These traditions inspire modern art forms such as music and film that showcase New Zealand’s unique heritage to the rest of the world.
Time-Related Vocabulary And Expressions In New Zealand English
New Zealand English has unique words and phrases related to time, such as “quarter past” instead of “15 minutes past,” “fortnight” for a two-week period, and “heaps” to mean a lot of time.
Unique Words And Phrases Related To Time In New Zealand English
New Zealand English incorporates regional differences and slang terms in its time-related vocabulary. Here are some unique words and phrases related to the time that travelers may encounter:
- “Kia ora” – a Māori greeting that loosely translates to “be well,” can be used as a casual way of saying hello or goodbye at any time of day.
- “Smoko” – a short break taken for morning or afternoon tea, usually around 10 am or 3 pm.
- “Arvo” – an abbreviation commonly used for “afternoon.”
- “Tiki tour” – taking a longer route than necessary to reach a destination, often just for the sake of enjoying the scenery along the way, similar to the American idea of taking the scenic route.
- “Gone walkabout” – taking an extended break from work or responsibilities without notice or permission.
- “Heaps” – means “a lot” and is often used when referring to time such as “I’ve got heaps of time left.”
- “Loo” – means “toilet” which is also another word for bathroom.
Learning basic New Zealand English words and phrases related to time can be useful for travelers visiting New Zealand who want to fully immerse themselves in the local culture.
In New Zealand English, time-related expressions are often used in everyday conversation. For example, “heaps” is a common Kiwi term for “a lot,” and can be used to describe the time it takes to complete a task.

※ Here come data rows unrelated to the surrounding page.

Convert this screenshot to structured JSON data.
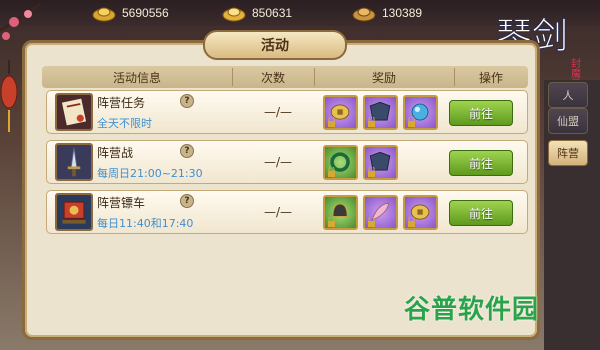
{
  "currencies": [
    {
      "icon": "gold-ingot-icon",
      "value": "5690556"
    },
    {
      "icon": "silver-ingot-icon",
      "value": "850631"
    },
    {
      "icon": "bound-ingot-icon",
      "value": "130389"
    }
  ],
  "logo": {
    "main": "琴剑",
    "sub": "封魔录"
  },
  "panel": {
    "title": "活动"
  },
  "table": {
    "headers": {
      "info": "活动信息",
      "count": "次数",
      "reward": "奖励",
      "op": "操作"
    },
    "rows": [
      {
        "name": "阵营任务",
        "time": "全天不限时",
        "count": "—/—",
        "button": "前往"
      },
      {
        "name": "阵营战",
        "time": "每周日21:00~21:30",
        "count": "—/—",
        "button": "前往"
      },
      {
        "name": "阵营镖车",
        "time": "每日11:40和17:40",
        "count": "—/—",
        "button": "前往"
      }
    ]
  },
  "side_tabs": [
    {
      "label": "人"
    },
    {
      "label": "仙盟"
    },
    {
      "label": "阵营"
    }
  ],
  "help_glyph": "?",
  "watermark": {
    "text": "谷普软件园",
    "box_glyph": "园"
  },
  "colors": {
    "panel_bg": "#ece3cf",
    "panel_border": "#8a6a3e",
    "time_text": "#3f8fd0",
    "go_button": "#7cb535",
    "reward_purple": "#8a55c8",
    "reward_green": "#4a8a2a",
    "watermark": "#2aa34a"
  }
}
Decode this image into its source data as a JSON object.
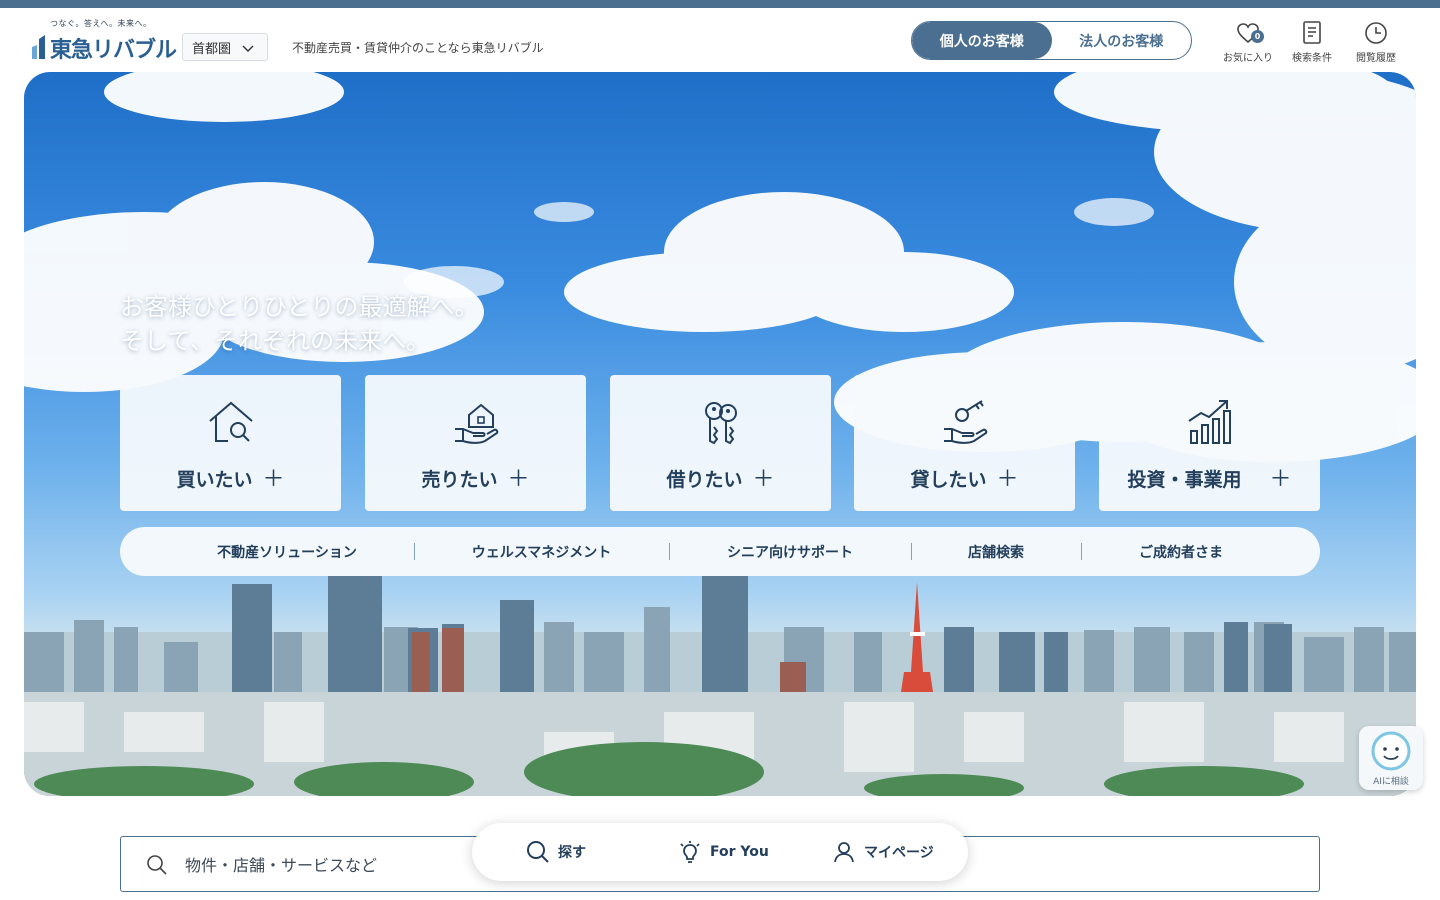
{
  "header": {
    "tagline": "つなぐ。答えへ。未来へ。",
    "brand": "東急リバブル",
    "region": "首都圏",
    "description": "不動産売買・賃貸仲介のことなら東急リバブル",
    "customer_tabs": [
      {
        "label": "個人のお客様",
        "active": true
      },
      {
        "label": "法人のお客様",
        "active": false
      }
    ],
    "icons": [
      {
        "name": "heart-icon",
        "label": "お気に入り",
        "badge": "0"
      },
      {
        "name": "document-icon",
        "label": "検索条件"
      },
      {
        "name": "clock-icon",
        "label": "閲覧履歴"
      }
    ]
  },
  "hero": {
    "copy_line1": "お客様ひとりひとりの最適解へ。",
    "copy_line2": "そして、それぞれの未来へ。",
    "categories": [
      {
        "label": "買いたい",
        "icon": "house-search-icon"
      },
      {
        "label": "売りたい",
        "icon": "house-hand-icon"
      },
      {
        "label": "借りたい",
        "icon": "keys-icon"
      },
      {
        "label": "貸したい",
        "icon": "key-hand-icon"
      },
      {
        "label": "投資・事業用",
        "icon": "bar-chart-icon"
      }
    ],
    "plus": "＋",
    "sub_links": [
      "不動産ソリューション",
      "ウェルスマネジメント",
      "シニア向けサポート",
      "店舗検索",
      "ご成約者さま"
    ]
  },
  "ai_button": {
    "label": "AIに相談"
  },
  "search": {
    "placeholder": "物件・店舗・サービスなど"
  },
  "bottom_nav": [
    {
      "label": "探す",
      "icon": "search-icon"
    },
    {
      "label": "For You",
      "icon": "lightbulb-icon"
    },
    {
      "label": "マイページ",
      "icon": "user-icon"
    }
  ],
  "colors": {
    "accent": "#4b6f90",
    "brand": "#2a5f93",
    "text": "#233f5c"
  }
}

Additionally, New Zealanders may use phrases like “she’ll be right” to indicate that everything will work out fine, even if things appear chaotic at first glance.
Learning these expressions can not only improve communication during your travels in New Zealand but also help foster deeper connections with locals and better understanding of the culture.
Also check: A destination full of Culture
Frequently Asked Questions (FAQs):
Now let’s get some ideas on common FAQs related to what time is it in New Zealand.
What time zone is New Zealand in?
New Zealand is located in two different time zones, with the majority of the country being in New Zealand Standard Time (NZST) and some areas in Chatham Islands Time (CHAST), which is 45 minutes ahead of NZST.
How do I convert New Zealand time to my local time?
To convert New Zealand time to your local time, you need to factor in the respective time difference between your location and New Zealand. You can use online tools such as worldtimebuddy.com or timezoneconverter.com for accurate conversions.
Does New Zealand observe daylight saving time?
Yes, most parts of New Zealand observe daylight saving time from late September until early April each year, during which clocks are moved forward by an hour.
In Māori culture, important events and activities are often determined by observing natural cues such as sunrise and sunset rather than strict clock times. Additionally, punctuality is highly valued across many communities within the country, so it’s important to be mindful of expected arrival times when planning meetings or gatherings.
So, did you understand – What time is it in New Zealand? I think you did.
So, in conclusion, New Zealand may be a small country in size but it has an interesting and unique relationship with time. From its history and evolution of time zones to the influence of Māori culture on timekeeping, there are hidden secrets waiting to be unlocked by travelers.
Whether you’re planning a trip or just curious about the current local time, understanding New Zealand’s Daylight Saving Time system is crucial for effective global communication and travel planning.
And who knows? You might even discover some hidden gems on Netflix using secret codes or unlocking characters in popular games like Crossy Road.